Idorsia has spun out of Actelion after Johnson & Johnson wrapped up its $30 billion takeover of the Swiss biotech. The new company starts life with $1 billion in cash, multiple clinical-phase drugs and a deal with J&J, strengths that prompted traders to drive up its share price by 30% in its first hours on the Swiss stock exchange.
Shares in Idorsia began trading at CHF 10 ($10) a piece but quickly soared higher. The stock settled around the CHF 13 mark a few hours after the market opened. That jump was foreseeable. Talking to Reuters, an anonymous trader said the initial CHF 10 “reflects the company's cash and actually is rather cheap.”
Allschwil, Switzerland-based Idorsia’s $1 billion starting cash position is one of several eye-catching characteristics of the biotech.
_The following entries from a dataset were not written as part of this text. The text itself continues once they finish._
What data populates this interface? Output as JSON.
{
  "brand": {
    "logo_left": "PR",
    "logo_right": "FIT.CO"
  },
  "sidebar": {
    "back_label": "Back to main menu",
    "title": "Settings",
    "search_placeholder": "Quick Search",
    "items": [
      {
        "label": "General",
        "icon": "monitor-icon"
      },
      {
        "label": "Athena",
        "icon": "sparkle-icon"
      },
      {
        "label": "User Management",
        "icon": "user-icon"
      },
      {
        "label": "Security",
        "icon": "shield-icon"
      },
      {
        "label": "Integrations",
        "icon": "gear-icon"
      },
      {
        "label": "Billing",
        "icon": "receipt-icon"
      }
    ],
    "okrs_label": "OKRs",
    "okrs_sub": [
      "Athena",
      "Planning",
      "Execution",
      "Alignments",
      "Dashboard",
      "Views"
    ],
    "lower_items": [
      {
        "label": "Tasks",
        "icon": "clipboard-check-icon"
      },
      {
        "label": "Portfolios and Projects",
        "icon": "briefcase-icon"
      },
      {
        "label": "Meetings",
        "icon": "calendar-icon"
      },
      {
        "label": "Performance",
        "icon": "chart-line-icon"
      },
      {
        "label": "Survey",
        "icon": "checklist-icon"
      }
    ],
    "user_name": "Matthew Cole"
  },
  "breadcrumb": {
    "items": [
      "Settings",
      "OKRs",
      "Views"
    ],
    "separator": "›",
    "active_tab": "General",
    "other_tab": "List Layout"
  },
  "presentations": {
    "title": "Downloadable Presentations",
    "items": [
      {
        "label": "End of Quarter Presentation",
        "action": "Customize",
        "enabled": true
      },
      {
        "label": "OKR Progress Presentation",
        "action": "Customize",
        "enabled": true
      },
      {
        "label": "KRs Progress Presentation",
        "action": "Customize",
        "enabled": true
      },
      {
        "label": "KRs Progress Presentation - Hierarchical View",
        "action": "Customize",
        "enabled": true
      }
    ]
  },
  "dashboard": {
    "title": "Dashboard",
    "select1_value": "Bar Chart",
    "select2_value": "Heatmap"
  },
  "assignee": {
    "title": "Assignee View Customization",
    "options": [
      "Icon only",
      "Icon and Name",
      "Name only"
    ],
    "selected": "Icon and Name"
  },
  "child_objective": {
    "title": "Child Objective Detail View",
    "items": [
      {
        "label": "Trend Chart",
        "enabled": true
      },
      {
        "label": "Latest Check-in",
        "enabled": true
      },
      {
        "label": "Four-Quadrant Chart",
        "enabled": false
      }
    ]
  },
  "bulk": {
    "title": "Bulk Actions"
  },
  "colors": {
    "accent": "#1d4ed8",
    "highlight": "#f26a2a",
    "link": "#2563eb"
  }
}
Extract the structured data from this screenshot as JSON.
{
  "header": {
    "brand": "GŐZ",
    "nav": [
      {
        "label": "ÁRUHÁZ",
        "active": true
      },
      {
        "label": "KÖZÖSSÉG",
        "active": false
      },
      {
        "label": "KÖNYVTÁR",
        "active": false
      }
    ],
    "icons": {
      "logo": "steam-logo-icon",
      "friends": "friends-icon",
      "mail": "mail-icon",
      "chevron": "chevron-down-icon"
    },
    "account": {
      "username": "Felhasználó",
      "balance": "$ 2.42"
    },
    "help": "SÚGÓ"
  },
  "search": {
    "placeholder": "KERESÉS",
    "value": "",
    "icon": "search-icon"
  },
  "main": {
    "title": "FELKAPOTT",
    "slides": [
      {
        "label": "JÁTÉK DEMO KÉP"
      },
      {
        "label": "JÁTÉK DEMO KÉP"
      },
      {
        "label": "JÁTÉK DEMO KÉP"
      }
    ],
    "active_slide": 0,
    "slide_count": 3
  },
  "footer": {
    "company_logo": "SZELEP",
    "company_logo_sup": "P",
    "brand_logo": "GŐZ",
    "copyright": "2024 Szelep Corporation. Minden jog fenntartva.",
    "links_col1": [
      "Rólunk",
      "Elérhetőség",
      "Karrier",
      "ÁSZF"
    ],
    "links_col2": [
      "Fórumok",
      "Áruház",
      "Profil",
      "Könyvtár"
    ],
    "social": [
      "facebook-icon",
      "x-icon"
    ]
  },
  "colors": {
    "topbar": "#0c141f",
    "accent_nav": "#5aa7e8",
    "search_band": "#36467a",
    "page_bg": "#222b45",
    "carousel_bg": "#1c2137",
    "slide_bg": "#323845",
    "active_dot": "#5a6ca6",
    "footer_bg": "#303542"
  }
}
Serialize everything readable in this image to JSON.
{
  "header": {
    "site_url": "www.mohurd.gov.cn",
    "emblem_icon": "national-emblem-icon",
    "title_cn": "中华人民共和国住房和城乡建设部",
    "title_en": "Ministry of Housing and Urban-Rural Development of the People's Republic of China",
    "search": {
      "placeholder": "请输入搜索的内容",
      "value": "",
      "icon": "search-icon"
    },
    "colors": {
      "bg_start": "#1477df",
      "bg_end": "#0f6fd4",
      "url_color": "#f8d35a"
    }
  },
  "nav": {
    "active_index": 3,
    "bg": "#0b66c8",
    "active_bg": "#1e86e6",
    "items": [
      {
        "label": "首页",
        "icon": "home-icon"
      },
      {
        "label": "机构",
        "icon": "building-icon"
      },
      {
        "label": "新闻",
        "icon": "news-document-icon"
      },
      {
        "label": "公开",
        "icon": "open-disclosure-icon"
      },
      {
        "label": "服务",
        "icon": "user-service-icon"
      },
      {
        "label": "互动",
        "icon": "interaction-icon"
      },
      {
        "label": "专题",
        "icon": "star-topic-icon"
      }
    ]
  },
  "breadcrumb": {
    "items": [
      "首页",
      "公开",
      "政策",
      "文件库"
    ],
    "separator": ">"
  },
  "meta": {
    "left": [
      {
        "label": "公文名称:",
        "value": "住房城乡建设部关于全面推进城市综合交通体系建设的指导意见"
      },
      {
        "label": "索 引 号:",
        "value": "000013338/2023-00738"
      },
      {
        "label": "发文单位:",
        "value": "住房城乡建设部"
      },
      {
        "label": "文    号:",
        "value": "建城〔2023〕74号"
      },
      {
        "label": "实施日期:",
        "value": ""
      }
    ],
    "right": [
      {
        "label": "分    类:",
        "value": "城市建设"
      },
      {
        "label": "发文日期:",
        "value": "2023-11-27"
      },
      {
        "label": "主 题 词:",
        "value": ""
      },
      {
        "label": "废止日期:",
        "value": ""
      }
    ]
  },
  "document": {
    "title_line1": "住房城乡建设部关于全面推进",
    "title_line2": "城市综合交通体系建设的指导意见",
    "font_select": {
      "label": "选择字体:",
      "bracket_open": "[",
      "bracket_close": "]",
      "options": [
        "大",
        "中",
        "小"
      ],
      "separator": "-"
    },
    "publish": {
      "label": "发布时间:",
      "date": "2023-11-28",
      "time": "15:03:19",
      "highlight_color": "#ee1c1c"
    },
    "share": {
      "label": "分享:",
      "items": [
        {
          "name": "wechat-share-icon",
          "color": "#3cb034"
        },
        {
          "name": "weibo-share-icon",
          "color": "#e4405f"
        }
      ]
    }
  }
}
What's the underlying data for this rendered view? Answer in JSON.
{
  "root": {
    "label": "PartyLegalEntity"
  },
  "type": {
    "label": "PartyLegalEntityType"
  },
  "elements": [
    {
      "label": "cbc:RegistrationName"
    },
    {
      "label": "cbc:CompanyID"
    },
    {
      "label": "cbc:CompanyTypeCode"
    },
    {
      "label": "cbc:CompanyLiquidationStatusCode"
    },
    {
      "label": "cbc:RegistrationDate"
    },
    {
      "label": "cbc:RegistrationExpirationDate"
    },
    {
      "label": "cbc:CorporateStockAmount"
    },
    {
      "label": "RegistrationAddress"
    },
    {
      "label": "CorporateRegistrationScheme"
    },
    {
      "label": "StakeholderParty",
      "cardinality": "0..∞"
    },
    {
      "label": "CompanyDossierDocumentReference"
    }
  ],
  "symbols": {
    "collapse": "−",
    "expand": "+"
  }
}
Unlike almost all newly minted biotechs, Idorsia also has multiple drugs in the clinic, one of which could net it a $230 million fee if J&J opts in.
The J&J agreement covers dual endothelin receptor antagonist ACT-132577, one of four phase 2 assets in Idorsia’s pipeline. Actelion posted data from a phase 2 trial of ACT-132577 last month. The readout linked the experimental therapy to statistically significant reductions in mean diastolic and systolic blood pressure.
J&J can pay $230 million and commit to royalties that range from 20% to 35% to opt-in. The 30-day opt-in countdown will start once Idorsia has shared the data with J&J and held an end-of-phase 2 meeting with the FDA. Idorisa plans to run a phase 3 trial in patients with resistant hypertension.
ACT-132577 is one of a clutch of Idorsia assets edging toward phase 3. Idorsia is a phase 2 dose-finding study away from having the data it needs to move cenerimod into a pivotal trial. Insomnia asset ACT-541468 is set to deliver the phase 2 data Idorsia needs to move it into phase 3 later this year. And regulatory talks in preparation for a phase 3 trial of Fabry disease hopeful lucerastat are taking place. Idorsia plans to start a phase 3 trial of lucerastat next year.
Investigators are also testing cerebral vasospasm treatment clazosentan in a phase 2 trial.
Further back in the pipeline, Idorsia is set on four phase 1 assets, although the long-term status of these programs is unclear
“We will be taking decisions on our phase 1 pipeline assets before the end of the year,” Idorsia CEO Jean-Paul Clozel said in a statement.
Clozel is one of several key executives who have moved from Actelion to Idorsia. The CEO is joined at the biotech by Guy Braunstein, who has taken the role of head of global clinical development.